It’s clear that to enable fair competition between private and public transport, as many of those sunk costs need to be removed and replaced by incremental costs which vary with distance travelled instead. So, for instance, the government’s much-maligned (and even now, I understand, not expected by anyone in the Department for Transport to be implemented for at least a decade) national Road Pricing Scheme would be an ideal replacement for road tax, arguably fuel duty (although this is of course already incremental), and perhaps more radically some sort of MOT system funded from the scheme, if they really wanted to try to win over the usually unappeasable motorists. The more sunk costs they can apportion per mile in this way, the fairer the comparison can be between taking public transport and taking the car.

As things stand, too much of Britain is too difficult to navigate by public transport, so many of us – even those of us who write blog posts like this and wish they didn’t feel the need to own a car – find ourselves reluctantly purchasing a car to get around.

Living 150 metres inside Greater London, with parents living a few miles outside London, I know I could very easily and happily go without a car if I only ever travelled in the 180° zone on one side of my home, but since I often need to travel to the other side, going without would be impractical, inconvenient and expensive.

This is why so many people, even those with decent transport links in their immediate vicinity, have cars, and as soon as they own the car, it’s a financial no-brainer to use it as much as possible.

So as the fuel prices begin to rise, and people are looking for ways to change to public transport, what progress is being made toward replacing one-off costs with incremental costs?

Sadly, very little.
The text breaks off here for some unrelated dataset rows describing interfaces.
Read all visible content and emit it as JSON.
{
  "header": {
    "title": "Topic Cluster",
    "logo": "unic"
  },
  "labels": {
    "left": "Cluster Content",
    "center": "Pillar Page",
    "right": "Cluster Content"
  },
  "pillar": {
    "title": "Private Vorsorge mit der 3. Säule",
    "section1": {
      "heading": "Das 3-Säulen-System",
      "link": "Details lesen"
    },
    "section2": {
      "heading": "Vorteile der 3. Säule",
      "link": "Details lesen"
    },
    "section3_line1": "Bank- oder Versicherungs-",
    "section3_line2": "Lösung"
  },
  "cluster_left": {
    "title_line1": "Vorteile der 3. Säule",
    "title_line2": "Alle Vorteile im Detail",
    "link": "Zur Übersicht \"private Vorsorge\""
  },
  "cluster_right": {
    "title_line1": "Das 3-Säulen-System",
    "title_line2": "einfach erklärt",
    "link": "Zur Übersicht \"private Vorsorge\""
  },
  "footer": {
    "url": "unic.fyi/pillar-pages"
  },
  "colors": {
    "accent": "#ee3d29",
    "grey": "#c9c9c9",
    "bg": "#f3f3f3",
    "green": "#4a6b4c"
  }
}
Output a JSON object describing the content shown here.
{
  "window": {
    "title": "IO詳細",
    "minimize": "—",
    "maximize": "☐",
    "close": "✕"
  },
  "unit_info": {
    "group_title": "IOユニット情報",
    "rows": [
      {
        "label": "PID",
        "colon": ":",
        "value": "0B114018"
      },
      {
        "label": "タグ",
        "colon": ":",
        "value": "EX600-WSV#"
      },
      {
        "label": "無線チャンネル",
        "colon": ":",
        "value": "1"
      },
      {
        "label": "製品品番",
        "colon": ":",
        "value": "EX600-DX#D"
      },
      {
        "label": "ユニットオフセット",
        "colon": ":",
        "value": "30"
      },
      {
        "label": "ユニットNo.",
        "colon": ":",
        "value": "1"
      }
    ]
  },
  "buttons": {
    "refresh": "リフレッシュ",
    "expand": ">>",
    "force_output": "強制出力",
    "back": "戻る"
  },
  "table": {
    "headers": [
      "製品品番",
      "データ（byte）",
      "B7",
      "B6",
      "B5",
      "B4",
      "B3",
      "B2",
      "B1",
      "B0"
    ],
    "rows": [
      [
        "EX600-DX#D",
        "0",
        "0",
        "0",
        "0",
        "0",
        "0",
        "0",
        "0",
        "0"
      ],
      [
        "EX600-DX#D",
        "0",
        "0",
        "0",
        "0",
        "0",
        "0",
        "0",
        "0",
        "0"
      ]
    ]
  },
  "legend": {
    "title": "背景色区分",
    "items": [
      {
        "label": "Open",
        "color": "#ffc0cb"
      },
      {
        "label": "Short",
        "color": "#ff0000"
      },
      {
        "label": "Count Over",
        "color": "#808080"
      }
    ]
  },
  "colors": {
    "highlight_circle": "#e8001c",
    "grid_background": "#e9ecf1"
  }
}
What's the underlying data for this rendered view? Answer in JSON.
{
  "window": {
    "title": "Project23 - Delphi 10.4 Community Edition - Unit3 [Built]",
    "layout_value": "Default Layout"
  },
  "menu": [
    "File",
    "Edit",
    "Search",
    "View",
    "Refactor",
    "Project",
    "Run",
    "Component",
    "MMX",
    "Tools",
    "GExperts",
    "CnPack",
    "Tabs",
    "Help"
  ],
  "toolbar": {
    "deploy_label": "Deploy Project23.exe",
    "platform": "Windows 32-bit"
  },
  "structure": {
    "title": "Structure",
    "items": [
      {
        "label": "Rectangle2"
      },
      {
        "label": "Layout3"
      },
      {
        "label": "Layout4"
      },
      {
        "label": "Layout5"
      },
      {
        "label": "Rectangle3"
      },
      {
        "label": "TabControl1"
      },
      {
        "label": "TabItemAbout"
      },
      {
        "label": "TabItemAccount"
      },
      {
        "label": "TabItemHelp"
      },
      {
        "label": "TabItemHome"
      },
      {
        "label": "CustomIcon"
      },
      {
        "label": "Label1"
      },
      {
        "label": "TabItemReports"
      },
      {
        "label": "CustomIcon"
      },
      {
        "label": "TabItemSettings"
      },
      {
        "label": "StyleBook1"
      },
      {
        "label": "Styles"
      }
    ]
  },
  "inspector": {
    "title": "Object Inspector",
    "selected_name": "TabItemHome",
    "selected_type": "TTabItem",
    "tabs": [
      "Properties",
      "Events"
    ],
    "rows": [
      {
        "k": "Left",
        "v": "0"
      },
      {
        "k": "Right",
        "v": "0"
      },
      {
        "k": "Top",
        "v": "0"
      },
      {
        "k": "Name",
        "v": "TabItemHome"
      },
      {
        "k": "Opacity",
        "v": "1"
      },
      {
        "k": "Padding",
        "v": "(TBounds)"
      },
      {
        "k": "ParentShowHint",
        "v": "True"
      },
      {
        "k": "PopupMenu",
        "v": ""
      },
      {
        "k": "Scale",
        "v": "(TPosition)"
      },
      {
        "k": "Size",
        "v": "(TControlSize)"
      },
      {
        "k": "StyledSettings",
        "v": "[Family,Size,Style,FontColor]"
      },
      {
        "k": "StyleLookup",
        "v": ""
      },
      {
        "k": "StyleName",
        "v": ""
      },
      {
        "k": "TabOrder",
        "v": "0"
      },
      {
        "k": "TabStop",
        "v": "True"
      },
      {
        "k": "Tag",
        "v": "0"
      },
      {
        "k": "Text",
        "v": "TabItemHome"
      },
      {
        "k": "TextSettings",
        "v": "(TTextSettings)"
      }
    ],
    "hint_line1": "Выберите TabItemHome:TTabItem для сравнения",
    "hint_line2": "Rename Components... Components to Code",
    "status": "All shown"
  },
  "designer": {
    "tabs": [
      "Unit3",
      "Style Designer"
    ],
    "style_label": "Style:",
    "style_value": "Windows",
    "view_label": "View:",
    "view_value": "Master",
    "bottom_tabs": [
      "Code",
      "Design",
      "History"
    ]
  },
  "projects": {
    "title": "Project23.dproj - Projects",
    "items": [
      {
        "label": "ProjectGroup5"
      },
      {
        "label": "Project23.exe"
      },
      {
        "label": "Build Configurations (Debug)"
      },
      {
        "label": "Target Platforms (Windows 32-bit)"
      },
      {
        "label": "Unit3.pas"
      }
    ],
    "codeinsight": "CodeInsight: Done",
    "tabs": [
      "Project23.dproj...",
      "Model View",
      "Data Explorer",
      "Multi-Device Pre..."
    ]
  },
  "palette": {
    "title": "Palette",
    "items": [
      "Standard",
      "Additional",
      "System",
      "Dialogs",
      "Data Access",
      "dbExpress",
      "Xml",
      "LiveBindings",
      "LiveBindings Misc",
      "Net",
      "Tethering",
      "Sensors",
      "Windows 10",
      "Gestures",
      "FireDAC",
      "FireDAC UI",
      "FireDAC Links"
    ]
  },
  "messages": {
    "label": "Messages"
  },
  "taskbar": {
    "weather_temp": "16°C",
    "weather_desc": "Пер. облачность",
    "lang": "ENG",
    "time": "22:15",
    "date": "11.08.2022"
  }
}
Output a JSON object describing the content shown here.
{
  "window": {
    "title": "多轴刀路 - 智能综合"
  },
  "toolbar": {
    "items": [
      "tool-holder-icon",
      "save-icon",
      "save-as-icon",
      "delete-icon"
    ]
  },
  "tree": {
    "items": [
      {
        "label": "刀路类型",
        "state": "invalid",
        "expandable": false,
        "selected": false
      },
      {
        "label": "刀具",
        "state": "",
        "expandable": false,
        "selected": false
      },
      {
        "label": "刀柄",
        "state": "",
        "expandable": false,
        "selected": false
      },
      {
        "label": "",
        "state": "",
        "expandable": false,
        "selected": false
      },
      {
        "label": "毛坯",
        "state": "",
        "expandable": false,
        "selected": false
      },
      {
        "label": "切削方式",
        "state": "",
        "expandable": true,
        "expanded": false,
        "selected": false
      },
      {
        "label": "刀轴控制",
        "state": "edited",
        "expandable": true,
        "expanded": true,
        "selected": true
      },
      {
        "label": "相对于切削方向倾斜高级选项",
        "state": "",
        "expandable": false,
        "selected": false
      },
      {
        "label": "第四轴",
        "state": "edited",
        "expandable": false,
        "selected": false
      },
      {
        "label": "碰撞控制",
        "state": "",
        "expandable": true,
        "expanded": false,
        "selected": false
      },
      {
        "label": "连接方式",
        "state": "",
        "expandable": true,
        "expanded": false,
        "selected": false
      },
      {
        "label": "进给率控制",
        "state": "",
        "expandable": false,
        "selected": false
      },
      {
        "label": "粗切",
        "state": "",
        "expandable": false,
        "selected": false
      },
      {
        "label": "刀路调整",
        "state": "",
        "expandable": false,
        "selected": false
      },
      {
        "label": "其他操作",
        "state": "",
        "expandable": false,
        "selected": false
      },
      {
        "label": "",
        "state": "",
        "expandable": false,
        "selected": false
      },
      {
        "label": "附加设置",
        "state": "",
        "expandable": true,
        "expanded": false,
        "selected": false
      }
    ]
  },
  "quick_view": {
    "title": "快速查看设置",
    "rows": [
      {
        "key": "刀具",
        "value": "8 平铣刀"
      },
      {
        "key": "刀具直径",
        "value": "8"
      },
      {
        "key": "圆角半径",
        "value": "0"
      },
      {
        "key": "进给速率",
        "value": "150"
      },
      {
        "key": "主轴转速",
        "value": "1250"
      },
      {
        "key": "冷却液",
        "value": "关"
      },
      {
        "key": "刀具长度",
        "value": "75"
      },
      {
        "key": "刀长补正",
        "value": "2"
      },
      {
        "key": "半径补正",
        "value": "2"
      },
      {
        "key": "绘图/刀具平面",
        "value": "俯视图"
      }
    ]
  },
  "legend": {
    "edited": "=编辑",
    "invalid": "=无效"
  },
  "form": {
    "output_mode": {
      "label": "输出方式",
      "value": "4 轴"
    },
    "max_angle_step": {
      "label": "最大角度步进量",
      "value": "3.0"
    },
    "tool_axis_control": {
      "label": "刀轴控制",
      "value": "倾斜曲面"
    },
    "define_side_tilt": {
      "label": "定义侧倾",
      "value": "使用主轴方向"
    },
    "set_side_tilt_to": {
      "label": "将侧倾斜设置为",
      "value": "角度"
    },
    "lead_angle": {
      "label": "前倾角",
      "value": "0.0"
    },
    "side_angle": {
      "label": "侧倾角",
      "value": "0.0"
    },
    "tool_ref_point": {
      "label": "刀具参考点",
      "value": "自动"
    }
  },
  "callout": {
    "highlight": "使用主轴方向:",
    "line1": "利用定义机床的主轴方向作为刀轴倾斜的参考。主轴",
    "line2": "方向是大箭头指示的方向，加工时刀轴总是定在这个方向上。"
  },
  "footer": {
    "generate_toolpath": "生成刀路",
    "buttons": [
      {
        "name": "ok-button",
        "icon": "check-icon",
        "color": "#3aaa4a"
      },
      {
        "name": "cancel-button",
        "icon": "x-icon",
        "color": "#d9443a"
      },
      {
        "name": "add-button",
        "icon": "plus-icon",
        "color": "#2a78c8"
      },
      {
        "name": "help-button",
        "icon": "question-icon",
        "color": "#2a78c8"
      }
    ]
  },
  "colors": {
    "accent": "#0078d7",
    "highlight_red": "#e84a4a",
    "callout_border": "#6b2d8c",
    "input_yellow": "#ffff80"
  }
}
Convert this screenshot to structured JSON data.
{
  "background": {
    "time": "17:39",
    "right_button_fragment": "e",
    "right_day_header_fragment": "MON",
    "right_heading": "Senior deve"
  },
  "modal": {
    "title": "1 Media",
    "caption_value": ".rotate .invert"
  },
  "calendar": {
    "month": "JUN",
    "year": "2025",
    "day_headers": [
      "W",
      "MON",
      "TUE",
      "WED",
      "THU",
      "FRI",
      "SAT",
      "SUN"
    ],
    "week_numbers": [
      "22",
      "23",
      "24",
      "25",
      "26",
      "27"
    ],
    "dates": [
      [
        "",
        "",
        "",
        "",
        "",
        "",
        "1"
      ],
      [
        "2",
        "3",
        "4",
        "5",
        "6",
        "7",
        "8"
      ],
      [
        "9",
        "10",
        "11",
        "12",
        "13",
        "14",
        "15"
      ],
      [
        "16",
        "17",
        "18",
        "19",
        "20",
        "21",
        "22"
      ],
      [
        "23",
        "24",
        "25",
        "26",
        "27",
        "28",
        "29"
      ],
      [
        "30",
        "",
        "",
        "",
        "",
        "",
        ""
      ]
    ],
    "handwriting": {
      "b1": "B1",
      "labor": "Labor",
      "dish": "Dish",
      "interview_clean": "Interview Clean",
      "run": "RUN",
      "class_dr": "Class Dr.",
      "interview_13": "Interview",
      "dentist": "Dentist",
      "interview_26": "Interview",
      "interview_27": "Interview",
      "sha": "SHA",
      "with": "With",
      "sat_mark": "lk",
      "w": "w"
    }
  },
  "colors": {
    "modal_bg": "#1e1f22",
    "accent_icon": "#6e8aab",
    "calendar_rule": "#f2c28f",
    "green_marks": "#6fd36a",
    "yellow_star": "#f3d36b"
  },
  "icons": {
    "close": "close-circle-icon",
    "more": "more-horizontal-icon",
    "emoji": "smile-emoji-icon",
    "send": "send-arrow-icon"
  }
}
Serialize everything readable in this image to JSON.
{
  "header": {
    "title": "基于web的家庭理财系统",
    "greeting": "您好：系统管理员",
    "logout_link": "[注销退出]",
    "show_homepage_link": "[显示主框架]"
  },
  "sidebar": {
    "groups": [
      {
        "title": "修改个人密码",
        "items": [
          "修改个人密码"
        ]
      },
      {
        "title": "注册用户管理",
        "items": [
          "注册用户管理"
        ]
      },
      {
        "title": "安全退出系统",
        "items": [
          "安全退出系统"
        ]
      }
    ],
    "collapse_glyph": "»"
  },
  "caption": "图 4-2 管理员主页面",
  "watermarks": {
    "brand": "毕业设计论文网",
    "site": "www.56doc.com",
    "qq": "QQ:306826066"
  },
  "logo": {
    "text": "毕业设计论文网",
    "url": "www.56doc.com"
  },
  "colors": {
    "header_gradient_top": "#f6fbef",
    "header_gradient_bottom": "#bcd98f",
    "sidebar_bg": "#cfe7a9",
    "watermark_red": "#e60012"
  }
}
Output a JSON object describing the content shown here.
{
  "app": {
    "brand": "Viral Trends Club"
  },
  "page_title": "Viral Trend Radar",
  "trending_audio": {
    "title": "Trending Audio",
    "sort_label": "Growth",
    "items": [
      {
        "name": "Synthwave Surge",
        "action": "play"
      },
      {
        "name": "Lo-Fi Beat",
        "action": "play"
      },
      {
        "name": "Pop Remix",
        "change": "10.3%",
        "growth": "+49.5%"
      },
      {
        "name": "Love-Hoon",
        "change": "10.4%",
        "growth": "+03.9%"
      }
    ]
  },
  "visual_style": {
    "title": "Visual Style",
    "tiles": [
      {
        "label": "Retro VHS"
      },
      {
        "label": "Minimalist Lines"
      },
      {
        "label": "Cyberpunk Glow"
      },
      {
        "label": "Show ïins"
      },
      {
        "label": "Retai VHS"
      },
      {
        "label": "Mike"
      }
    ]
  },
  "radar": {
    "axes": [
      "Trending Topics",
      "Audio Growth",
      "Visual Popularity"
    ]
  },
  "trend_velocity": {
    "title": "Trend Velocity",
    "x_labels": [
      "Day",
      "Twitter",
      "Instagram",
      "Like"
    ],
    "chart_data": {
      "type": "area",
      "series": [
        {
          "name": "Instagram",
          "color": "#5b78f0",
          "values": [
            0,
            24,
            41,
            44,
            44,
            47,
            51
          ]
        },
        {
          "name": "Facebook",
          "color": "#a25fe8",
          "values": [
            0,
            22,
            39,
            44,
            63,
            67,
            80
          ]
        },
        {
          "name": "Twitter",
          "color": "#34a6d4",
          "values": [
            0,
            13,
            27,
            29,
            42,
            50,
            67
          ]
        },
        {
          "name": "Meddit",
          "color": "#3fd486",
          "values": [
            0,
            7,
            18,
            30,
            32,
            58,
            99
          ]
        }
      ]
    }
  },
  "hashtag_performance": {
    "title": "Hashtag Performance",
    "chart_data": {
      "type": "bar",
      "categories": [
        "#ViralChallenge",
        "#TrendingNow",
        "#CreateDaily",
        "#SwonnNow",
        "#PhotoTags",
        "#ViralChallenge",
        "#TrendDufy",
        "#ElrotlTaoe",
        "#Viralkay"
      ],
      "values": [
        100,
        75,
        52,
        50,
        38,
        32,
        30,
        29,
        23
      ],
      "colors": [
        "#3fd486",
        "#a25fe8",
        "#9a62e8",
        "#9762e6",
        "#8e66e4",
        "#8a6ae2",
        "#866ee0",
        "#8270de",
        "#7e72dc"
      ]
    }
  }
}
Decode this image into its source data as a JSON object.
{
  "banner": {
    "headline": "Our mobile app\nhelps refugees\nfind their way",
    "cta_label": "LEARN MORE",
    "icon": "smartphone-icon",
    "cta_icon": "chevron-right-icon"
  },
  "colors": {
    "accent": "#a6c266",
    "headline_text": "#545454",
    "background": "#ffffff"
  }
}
In addition to the aforementioned shelved National Road Pricing scheme, I arrived home (by sleeper train, not car!) last week to find a letter from my car insurance company, Norwich Union, telling me that the innovative product I signed up for last summer, Pay As You Drive, was being axed.

Apparently take-up was poor – poor to the point where they refused to say quite how poor but insisted it was “not less than” 10% of what they were hoping for!

I’d signed up for this as a first optimistic step towards enabling myself to compare public transport and car use fairly, and while I was pleased by how well it worked and did feel somewhat additionally rewarded each time I left my car at home and walked or cycled somewhere, the per-mile rates, even in rush hour, were minimal, and as nothing compared with all the sunk costs of owning the car. Nevertheless, it was a good start, but now even this small step towards a fairer transport market has been withdrawn.

Perhaps it will make a comeback, but in the mean time, is £2-a-litre petrol still our best hope for achieving modal shift? If there’s not a marked improvement in (and reduction in the cost of) public transport outside London, for the sake of the less well off, I rather hope not.